Gilly Leshed is a senior lecturer in the Department of Information Science at Cornell. Her teaching and research interests are in Human-Computer Interaction (HCI) and Computer-Supported Cooperative Work (CSCW), in which she uses quantitative and qualitative methods and technology design to examine how individuals and groups accomplish tasks and socialize and the roles information technology plays in these interactions. She is particularly interested in designing interactive technologies that empower marginalized populations. Some of her works include visually-impaired users of social media, smallholder coffee farmers in Latin America, and Amazon Mechanical Turk workers. She is the Director of the Master of Professional Studies in Information Science, and is the faculty supervisor of the Design & Tech Initiative Project Team.

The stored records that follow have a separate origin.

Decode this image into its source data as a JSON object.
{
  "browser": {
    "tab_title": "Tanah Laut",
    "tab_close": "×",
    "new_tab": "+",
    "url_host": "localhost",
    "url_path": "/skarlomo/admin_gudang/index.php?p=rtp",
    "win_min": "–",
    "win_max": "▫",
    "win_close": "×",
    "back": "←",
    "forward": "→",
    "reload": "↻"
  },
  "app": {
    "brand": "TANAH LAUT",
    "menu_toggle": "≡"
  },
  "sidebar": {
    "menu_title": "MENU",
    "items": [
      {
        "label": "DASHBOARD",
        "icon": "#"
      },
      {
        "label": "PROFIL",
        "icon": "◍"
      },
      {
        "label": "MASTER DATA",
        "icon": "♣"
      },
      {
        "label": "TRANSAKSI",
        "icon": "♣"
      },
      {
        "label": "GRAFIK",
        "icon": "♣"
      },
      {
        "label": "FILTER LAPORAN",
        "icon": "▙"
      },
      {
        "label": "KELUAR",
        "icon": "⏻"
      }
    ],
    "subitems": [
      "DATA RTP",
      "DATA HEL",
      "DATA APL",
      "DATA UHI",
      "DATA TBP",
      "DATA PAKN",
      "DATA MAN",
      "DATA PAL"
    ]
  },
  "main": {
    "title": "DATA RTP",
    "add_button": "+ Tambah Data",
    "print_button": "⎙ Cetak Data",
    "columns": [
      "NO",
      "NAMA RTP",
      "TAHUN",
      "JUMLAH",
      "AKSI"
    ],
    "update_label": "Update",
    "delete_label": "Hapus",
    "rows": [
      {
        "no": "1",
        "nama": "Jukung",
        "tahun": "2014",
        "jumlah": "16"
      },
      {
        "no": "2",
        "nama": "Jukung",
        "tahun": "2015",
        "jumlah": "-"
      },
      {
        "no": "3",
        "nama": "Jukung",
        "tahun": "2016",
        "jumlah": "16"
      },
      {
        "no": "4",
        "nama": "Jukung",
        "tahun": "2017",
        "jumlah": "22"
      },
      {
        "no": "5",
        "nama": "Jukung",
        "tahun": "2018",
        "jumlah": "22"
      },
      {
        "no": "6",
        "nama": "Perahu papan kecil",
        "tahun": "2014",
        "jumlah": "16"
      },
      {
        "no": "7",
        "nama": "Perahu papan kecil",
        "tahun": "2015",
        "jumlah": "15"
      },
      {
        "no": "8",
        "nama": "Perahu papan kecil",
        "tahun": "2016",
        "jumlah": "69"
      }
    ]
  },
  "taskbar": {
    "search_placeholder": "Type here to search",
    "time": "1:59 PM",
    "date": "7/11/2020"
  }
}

Designers know the power of making improvements based on feedback. As you have seen already, this leads to much stronger designs in the end, but it also helps control costs, as it is far easier (and faster) to make necessary changes to sketches or storyboards than full-featured versions. Eventually, however, your design reaches the point where it needs to be a fully fleshed-out interface with which your users can interact. This is where prototypes come in, to further develop the user interface, examine design decisions and interaction flows, and gather feedback. There are several different considerations and decisions to make when creating prototypes based on what you want to get feedback on, how much you need to develop the interface, and the resources available to you.
In this course, you will create three different interactive prototypes for your design concept: a paper prototype, a medium-fidelity software prototype, and a high-fidelity software prototype. You will also make iterative improvements to your prototypes using rapid evaluation methods, relying on different design principles and heuristics. Throughout this course, you will gain valuable experience working with two prototyping software applications (Balsamiq and Figma), and you will continue to iterate with each prototyping technique toward a more developed user interface design.
The following courses are required to be completed before taking this course:
- Human-Centered Design Essentials
- Effective User Research
- Creating User Personas
- Developing a UX Design Concept
Key Course Takeaways
- Create an interactive paper prototype
- Create an interactive medium-fidelity prototype
- Carry out a heuristic evaluation of the prototype
- Create an interactive high-fidelity prototype
How It Works
Who Should Enroll
- Product managers
- Web designers
- Software developers
- Marketing professionals
- UI/UX designers
- Graphic designers
- Instructional designers
- Accessibility specialists
- Anyone focused on customer experience evaluation